A short while later I went to the top of the mountain to gaze at sunset and on a whim (again read: universal nudge) I turned left instead of right and found a new, beautiful secluded patch on which to plant my bare feet and gaze. About six minutes into my eleven minutes I hear a voice behind me say “Oh, I don’t want to disturb you, I just wanna do some stuff.” I replied that he was not disturbing me and he was welcome, but I continued to stare straight ahead. I start to hear the sounds of yoga breath behind me and I smile realizing a fellow Yogi has found the same perch of the mountain as me. After my gazing I turn and introduce myself to what turns out to be a very fit and beautiful man named Darrin. I’ll call him Yogi D. I notice he has been building something and I ask about it. He tells me it’s his alter and he is setting some intentions and focusing his energy. In the last six minutes of my gazing I was joined by another Yogi who built a small alter out of a pile of rocks, some twigs, a bird feather and some paper. As we chat he tells me he’s realizing it’s all about learning what you’re worth, and learning what other’s are worth. I relate that since my sun-gazing began I have been discovering my own self-confidence and self-faith. He says “is that right” with a glint in his eye as if he knows me and all of this already. I say my good-byes after a few more moments of pleasant chit chat but he cocks his head to side with a look that says “aren’t you forgetting something,” then he moves in, completely unsolicited to give me the final and ultimate free hug of the day. We hugged for a longer than socially appropriate amount of time for two strangers and then I did that thing where you subtly loosen your grip to indicate you are done hugging. This only made him hold me tighter. We went around like this for almost a minute when I finally just surrendered, and let this strange Yogi hug me with all his might. It was a rush of peace and love.

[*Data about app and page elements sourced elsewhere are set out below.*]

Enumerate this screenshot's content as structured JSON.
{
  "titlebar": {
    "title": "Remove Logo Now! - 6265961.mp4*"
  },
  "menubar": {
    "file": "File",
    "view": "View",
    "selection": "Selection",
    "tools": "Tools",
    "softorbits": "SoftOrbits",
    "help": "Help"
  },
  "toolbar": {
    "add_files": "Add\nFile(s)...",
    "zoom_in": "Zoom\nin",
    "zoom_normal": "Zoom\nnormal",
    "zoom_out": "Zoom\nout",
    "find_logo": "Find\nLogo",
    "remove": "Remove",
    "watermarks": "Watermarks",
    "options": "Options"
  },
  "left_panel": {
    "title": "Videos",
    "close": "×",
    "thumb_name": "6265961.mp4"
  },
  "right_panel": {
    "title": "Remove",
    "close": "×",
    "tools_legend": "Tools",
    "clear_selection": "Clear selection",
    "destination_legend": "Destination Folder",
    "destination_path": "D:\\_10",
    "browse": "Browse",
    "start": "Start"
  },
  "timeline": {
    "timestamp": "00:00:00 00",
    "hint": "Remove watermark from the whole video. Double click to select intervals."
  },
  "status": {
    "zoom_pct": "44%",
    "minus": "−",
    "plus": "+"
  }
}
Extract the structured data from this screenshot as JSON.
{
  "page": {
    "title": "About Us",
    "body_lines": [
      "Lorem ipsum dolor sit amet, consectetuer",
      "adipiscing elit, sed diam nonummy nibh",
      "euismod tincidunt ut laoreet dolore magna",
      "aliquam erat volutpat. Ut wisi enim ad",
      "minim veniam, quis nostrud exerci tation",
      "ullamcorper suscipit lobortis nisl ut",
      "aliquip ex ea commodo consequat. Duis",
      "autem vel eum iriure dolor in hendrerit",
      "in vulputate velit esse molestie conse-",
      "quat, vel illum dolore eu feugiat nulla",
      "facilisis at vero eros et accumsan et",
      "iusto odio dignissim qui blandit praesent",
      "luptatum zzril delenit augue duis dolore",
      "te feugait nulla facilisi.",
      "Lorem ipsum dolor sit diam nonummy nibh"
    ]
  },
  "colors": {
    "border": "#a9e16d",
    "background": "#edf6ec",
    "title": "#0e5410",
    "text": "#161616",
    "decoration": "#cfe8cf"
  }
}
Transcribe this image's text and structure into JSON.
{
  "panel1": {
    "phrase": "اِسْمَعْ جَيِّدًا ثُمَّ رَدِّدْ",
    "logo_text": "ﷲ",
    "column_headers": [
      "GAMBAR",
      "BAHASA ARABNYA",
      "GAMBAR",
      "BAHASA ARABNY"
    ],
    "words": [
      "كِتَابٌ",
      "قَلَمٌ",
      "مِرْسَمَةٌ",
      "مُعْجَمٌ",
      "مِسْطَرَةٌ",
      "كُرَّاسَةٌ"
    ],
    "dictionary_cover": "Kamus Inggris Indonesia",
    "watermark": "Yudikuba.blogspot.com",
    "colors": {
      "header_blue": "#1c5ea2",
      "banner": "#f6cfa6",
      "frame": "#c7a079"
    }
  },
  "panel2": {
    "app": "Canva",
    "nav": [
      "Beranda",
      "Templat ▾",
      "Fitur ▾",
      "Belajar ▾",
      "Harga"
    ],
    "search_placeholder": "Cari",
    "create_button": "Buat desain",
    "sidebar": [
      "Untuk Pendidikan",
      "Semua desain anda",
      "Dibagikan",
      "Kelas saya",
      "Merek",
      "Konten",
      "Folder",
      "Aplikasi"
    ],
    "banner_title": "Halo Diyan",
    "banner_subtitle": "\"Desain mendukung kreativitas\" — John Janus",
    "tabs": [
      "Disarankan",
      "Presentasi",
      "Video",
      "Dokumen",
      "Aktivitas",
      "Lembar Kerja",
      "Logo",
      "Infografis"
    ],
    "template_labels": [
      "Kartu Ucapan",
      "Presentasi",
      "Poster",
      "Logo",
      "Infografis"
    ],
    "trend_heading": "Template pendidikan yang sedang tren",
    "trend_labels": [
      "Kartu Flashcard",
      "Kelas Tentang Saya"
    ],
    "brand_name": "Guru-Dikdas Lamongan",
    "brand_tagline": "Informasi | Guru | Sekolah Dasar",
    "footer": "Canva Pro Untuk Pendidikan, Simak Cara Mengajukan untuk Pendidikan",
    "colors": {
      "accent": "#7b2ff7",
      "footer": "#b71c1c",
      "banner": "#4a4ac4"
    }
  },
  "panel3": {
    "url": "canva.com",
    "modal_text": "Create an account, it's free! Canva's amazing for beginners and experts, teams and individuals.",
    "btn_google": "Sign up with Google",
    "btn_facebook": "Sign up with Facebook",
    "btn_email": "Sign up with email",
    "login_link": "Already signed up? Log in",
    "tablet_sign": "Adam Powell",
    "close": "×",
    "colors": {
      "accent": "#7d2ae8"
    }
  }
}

I saw Yogi D one more time at the parking lot and he addressed me by name, said he would see me up there agin sometime and wished me a happy Father’s Day. Oh yeah, I thought, it was Father’s Day. As I drove back down the mountain I felt a rush of love. The sun was saying to me in no uncertain terms that it was my Father now. I told the story of the last time I saw my father for the first time in almost 15 years this morning only to be reminded at the end of the day that I was not defined by that, or by him. The universe had been trying to hug me all day and tell me that I had all the father figure I needed. At the top of the mountain with Yogi D, I was starting to get the message.
Science can’t prove that the sun was having a specific and individual conversation with me, so I am left only to share my story. If you want to rest in the safety and limits of “that’s impossible” then to you I am a deluded fatherless yogi trying to make up for something I missed. But if you know, like I do now more than ever, that the universe is alive and conscious and trying moment my moment to relate to us, then maybe you can see what I see: the universe has been my father all along and he just wanted to hug his kid tight today.
“We can easily forgive a child who is afraid of the dark; the real tragedy of life is when men are afraid of the light.” -Plato
SIDE EFFECTS: Strangers, both sober and drunk, approach me on the regular now with messages from God, or the Universe, or The Great Whatever, as I’ve started calling it.
BENEFITS: As the bible says “Do not forget to entertain strangers, for thereby some have entertained angels unawares,” Hebrews 13:2. And the angels just keep on coming.